Problem >> Print the records below verbatim.

(Input records)

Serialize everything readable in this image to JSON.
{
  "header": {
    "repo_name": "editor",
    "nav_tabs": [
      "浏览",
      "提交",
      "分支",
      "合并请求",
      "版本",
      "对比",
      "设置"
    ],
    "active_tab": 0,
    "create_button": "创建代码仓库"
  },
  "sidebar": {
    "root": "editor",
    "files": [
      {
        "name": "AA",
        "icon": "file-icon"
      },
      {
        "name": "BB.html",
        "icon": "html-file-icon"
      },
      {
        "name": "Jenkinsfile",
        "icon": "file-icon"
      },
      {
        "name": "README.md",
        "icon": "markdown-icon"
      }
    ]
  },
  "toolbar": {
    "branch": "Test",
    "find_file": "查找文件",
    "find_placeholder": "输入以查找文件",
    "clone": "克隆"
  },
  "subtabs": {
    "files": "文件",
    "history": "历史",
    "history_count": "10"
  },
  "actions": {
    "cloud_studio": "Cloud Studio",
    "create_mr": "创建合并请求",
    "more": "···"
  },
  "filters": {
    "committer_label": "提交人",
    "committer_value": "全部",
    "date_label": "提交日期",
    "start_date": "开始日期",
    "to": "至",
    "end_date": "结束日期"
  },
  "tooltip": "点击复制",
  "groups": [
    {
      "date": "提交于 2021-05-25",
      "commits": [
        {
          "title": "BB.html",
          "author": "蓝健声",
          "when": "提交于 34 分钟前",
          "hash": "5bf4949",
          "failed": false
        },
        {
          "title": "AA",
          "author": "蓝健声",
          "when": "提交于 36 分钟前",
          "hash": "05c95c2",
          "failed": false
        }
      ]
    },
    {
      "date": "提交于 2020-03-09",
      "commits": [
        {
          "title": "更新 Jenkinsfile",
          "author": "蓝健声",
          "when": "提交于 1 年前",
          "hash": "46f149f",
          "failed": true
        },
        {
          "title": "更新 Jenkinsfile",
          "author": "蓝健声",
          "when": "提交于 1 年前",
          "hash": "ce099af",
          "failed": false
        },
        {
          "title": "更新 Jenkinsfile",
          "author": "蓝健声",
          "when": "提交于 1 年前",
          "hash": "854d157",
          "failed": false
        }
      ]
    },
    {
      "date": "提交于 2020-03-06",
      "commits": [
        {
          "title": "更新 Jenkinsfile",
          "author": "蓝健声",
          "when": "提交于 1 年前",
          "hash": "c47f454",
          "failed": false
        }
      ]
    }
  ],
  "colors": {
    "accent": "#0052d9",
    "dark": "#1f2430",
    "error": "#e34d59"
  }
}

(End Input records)

Solution for this task >>
Serialize everything readable in this image to JSON.
{
  "header": {
    "repo_name": "editor",
    "nav_tabs": [
      "浏览",
      "提交",
      "分支",
      "合并请求",
      "版本",
      "对比",
      "设置"
    ],
    "active_tab": 0,
    "create_button": "创建代码仓库"
  },
  "sidebar": {
    "root": "editor",
    "files": [
      {
        "name": "AA",
        "icon": "file-icon"
      },
      {
        "name": "BB.html",
        "icon": "html-file-icon"
      },
      {
        "name": "Jenkinsfile",
        "icon": "file-icon"
      },
      {
        "name": "README.md",
        "icon": "markdown-icon"
      }
    ]
  },
  "toolbar": {
    "branch": "Test",
    "find_file": "查找文件",
    "find_placeholder": "输入以查找文件",
    "clone": "克隆"
  },
  "subtabs": {
    "files": "文件",
    "history": "历史",
    "history_count": "10"
  },
  "actions": {
    "cloud_studio": "Cloud Studio",
    "create_mr": "创建合并请求",
    "more": "···"
  },
  "filters": {
    "committer_label": "提交人",
    "committer_value": "全部",
    "date_label": "提交日期",
    "start_date": "开始日期",
    "to": "至",
    "end_date": "结束日期"
  },
  "tooltip": "点击复制",
  "groups": [
    {
      "date": "提交于 2021-05-25",
      "commits": [
        {
          "title": "BB.html",
          "author": "蓝健声",
          "when": "提交于 34 分钟前",
          "hash": "5bf4949",
          "failed": false
        },
        {
          "title": "AA",
          "author": "蓝健声",
          "when": "提交于 36 分钟前",
          "hash": "05c95c2",
          "failed": false
        }
      ]
    },
    {
      "date": "提交于 2020-03-09",
      "commits": [
        {
          "title": "更新 Jenkinsfile",
          "author": "蓝健声",
          "when": "提交于 1 年前",
          "hash": "46f149f",
          "failed": true
        },
        {
          "title": "更新 Jenkinsfile",
          "author": "蓝健声",
          "when": "提交于 1 年前",
          "hash": "ce099af",
          "failed": false
        },
        {
          "title": "更新 Jenkinsfile",
          "author": "蓝健声",
          "when": "提交于 1 年前",
          "hash": "854d157",
          "failed": false
        }
      ]
    },
    {
      "date": "提交于 2020-03-06",
      "commits": [
        {
          "title": "更新 Jenkinsfile",
          "author": "蓝健声",
          "when": "提交于 1 年前",
          "hash": "c47f454",
          "failed": false
        }
      ]
    }
  ],
  "colors": {
    "accent": "#0052d9",
    "dark": "#1f2430",
    "error": "#e34d59"
  }
}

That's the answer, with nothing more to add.